My friends in Gergeri didn’t know about the kites. One said she thought it was a tradition from China. Mm… I don’t think so… She said she didn’t know because all they did in Gergeri for Clean Monday was what we saw.
This just shows how fruitless it is to look for meaning and to try to understand Apokries. Even the Greeks don’t know all their traditions because there are so many. Trying too hard to learn will only drive ourselves crazy.
How to say it
Apokries / Απόκριες: a-PO-kri-es with ‘a’ as in ‘raft’, the stress in ‘po’ as in ‘Pokemon’, ‘i’ as in ‘it’, ‘es’ as in ‘bess’
Tsiknopempti / Τσικνοπέμπτη: tsik-no-PEMP-ti with ‘ts’ as in ‘sets’, ‘no’ as in ‘no’, stress in ‘em’ as in ‘Emily’ and all the ‘i’ as in ‘it’
Kathara Deftera / Καθαρά Δευτέρα: ka-tha-RA def-TE-ra, all the ‘a’ as in ‘raft’, ‘e’ as in ‘set’
Gergeri / Γέργερη: GER-ge-ri, ‘ge’ like ‘ye’ in ‘yellow’, ‘i’ as in ‘it’
*A bougatsa is often a custard filled pastry which is served with icing sugar and cinnamon powder. Bougatsa refers to the pastry and it can be filled with meat or cheese as well.

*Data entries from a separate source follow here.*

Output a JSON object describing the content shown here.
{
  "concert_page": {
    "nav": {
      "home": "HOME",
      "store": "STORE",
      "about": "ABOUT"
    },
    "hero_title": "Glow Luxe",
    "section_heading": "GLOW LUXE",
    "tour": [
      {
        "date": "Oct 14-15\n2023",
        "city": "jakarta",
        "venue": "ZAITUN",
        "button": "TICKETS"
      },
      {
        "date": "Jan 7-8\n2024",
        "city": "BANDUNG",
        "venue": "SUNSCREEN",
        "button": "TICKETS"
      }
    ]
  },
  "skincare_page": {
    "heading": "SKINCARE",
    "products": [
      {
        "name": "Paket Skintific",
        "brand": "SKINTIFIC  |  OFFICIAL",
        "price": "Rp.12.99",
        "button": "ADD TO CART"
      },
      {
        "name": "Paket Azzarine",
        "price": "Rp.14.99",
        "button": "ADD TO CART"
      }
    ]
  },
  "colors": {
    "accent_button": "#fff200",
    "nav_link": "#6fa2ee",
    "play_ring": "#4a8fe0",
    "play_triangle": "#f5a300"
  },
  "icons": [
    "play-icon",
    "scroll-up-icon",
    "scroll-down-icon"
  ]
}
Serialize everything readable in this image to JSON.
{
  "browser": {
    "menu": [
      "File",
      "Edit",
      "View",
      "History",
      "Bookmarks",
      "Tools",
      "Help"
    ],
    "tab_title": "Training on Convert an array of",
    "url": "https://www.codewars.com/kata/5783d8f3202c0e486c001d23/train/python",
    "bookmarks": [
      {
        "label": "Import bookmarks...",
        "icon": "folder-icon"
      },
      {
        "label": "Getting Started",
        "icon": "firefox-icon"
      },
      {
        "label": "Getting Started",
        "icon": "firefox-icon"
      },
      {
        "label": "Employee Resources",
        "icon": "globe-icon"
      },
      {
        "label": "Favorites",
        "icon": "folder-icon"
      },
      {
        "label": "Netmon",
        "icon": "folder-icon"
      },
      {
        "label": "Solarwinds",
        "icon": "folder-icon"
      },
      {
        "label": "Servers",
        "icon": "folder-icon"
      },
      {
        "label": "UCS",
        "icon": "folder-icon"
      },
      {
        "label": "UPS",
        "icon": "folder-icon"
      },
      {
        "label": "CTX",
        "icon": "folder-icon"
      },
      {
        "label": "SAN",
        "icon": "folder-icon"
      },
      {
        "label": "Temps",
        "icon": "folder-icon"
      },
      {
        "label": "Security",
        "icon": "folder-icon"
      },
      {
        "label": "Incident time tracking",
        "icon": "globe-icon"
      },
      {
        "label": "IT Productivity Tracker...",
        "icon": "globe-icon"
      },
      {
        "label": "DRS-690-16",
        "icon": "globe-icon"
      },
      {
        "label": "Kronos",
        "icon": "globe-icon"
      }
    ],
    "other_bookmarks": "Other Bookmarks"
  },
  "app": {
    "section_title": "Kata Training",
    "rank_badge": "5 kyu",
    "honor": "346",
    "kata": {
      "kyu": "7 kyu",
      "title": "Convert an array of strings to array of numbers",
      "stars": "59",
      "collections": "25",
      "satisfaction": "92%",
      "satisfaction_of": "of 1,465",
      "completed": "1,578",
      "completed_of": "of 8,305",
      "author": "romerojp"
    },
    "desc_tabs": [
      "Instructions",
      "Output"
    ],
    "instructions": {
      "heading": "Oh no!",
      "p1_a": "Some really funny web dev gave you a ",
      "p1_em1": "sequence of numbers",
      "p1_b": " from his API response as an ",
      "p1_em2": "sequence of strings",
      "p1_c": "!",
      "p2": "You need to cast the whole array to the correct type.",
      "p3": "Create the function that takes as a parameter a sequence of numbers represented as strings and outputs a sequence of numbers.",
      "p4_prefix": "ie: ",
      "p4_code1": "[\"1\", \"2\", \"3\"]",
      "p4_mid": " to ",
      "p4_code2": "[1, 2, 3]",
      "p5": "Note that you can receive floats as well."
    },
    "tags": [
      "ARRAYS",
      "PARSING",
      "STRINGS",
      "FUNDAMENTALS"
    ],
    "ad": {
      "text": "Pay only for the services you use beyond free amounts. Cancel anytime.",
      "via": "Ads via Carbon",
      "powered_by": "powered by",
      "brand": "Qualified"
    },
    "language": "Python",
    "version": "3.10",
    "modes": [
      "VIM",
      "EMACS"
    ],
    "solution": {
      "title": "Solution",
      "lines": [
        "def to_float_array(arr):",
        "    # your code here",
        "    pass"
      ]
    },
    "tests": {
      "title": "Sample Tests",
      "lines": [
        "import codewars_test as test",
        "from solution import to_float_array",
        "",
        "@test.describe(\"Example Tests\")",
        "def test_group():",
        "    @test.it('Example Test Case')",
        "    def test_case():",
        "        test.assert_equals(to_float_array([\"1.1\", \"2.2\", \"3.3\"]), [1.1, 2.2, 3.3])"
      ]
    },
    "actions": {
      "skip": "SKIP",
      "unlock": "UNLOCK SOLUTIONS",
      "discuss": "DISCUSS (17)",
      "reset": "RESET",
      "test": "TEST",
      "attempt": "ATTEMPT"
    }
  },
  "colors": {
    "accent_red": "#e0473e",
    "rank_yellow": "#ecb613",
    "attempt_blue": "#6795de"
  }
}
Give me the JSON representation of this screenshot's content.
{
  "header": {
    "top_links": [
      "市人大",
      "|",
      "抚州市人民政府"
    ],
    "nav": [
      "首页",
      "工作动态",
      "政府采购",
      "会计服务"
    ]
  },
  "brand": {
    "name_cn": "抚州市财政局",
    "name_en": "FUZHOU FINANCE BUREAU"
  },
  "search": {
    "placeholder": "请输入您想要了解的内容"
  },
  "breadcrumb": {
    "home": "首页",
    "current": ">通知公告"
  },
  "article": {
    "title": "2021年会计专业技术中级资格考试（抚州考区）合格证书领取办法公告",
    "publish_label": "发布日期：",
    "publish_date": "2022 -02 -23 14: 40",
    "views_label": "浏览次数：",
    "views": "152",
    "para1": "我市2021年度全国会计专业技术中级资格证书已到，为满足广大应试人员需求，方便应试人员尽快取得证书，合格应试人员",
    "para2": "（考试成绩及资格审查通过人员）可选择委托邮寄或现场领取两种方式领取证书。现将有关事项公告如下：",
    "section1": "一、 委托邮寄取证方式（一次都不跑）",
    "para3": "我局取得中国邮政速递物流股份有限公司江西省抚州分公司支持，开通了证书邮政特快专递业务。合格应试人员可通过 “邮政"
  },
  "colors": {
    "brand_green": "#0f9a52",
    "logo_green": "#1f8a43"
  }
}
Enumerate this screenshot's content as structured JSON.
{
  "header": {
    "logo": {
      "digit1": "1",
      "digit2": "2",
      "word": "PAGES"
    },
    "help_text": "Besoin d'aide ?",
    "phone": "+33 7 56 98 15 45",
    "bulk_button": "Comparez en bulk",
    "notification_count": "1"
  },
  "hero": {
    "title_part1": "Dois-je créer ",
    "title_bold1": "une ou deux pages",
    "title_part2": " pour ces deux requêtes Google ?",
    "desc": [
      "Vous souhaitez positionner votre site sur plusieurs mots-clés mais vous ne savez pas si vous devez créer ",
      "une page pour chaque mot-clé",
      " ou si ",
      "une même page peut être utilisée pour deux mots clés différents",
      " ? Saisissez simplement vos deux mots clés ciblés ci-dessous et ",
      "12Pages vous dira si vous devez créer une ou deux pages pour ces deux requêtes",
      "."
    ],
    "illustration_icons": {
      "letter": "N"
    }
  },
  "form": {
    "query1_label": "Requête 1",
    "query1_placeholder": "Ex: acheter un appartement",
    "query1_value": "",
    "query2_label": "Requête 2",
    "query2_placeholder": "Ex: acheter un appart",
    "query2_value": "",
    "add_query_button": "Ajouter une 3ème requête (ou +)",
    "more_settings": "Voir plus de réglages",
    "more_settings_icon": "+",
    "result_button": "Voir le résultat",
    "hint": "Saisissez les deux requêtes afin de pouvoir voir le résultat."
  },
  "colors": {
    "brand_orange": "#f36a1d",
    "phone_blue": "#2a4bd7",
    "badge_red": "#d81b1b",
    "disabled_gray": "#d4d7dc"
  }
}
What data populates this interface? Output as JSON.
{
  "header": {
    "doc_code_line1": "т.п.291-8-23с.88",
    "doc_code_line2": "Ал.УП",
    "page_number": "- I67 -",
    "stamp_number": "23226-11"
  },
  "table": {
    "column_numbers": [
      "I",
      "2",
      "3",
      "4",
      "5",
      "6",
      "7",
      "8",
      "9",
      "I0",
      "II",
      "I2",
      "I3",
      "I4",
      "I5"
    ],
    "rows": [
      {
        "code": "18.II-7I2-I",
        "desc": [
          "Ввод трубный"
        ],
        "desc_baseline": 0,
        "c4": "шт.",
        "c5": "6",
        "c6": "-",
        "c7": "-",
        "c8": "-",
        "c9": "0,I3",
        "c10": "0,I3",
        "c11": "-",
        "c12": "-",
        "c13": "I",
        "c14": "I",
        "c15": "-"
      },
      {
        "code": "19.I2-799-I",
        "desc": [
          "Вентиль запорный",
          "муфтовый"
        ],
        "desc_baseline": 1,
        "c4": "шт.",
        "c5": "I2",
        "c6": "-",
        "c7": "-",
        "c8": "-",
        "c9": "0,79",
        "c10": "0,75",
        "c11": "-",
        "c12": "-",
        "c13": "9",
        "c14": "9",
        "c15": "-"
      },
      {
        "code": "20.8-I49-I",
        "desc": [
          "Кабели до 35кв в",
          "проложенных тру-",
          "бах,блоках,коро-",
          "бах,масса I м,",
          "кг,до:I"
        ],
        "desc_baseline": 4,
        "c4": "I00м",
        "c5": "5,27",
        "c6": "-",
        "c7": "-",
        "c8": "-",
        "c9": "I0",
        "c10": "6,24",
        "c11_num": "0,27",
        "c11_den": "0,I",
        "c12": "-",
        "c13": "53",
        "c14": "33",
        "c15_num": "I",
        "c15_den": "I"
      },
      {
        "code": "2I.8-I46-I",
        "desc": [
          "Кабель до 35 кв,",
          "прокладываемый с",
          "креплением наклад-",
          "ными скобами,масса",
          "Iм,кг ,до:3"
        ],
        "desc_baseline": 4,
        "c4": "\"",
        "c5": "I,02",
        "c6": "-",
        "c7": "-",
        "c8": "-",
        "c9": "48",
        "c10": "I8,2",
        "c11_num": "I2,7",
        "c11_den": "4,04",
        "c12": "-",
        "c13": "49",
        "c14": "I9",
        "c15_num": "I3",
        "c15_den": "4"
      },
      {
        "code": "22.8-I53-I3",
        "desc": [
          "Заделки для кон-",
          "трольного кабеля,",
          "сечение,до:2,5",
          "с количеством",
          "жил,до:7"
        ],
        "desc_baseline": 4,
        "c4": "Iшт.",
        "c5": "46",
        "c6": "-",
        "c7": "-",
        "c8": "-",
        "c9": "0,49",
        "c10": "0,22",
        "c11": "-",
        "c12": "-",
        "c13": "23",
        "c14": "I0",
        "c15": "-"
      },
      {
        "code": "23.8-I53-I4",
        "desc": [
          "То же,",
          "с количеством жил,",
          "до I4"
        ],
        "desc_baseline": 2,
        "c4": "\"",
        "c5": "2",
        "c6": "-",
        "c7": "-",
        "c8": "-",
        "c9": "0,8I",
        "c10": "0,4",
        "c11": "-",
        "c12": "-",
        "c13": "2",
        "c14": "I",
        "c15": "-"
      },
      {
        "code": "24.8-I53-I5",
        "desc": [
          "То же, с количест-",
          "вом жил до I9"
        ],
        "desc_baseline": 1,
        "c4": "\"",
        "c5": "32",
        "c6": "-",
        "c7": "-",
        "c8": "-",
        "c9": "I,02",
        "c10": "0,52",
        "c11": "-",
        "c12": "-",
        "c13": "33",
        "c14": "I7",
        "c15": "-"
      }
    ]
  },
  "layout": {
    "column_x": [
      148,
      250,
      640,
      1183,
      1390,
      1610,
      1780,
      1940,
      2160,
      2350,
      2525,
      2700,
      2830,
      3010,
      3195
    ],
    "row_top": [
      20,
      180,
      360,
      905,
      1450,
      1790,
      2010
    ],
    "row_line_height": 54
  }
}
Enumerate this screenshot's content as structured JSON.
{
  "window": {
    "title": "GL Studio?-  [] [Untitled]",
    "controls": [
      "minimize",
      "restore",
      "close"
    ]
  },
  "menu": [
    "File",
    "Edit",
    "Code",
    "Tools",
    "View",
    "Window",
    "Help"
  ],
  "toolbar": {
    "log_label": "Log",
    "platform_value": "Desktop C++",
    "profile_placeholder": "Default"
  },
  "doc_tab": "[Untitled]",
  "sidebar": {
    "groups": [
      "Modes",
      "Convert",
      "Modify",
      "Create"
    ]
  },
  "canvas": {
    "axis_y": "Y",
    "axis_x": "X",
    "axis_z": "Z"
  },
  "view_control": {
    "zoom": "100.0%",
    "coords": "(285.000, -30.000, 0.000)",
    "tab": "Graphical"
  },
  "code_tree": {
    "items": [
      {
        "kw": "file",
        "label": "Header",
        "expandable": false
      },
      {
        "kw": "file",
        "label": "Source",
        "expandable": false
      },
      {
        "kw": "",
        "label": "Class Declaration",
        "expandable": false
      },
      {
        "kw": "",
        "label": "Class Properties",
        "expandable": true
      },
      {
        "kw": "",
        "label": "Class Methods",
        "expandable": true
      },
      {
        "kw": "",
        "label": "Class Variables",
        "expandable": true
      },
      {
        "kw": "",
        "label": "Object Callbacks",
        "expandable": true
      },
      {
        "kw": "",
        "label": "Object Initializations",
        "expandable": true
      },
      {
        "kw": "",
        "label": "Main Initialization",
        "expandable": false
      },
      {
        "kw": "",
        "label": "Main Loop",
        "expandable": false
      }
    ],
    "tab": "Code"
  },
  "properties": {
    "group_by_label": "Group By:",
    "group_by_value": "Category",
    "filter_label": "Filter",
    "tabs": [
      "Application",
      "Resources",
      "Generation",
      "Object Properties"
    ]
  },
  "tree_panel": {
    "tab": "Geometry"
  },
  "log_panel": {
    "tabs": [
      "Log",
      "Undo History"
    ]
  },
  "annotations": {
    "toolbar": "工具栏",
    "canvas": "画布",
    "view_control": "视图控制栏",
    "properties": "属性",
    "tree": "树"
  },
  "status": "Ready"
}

*40 days – the fast is never 40 days but more like 48 days. Some sites said we are not meant to fast on Sundays but our Greek friends who fast told us only about one day off which is a salty-fish eating day. Another mystery.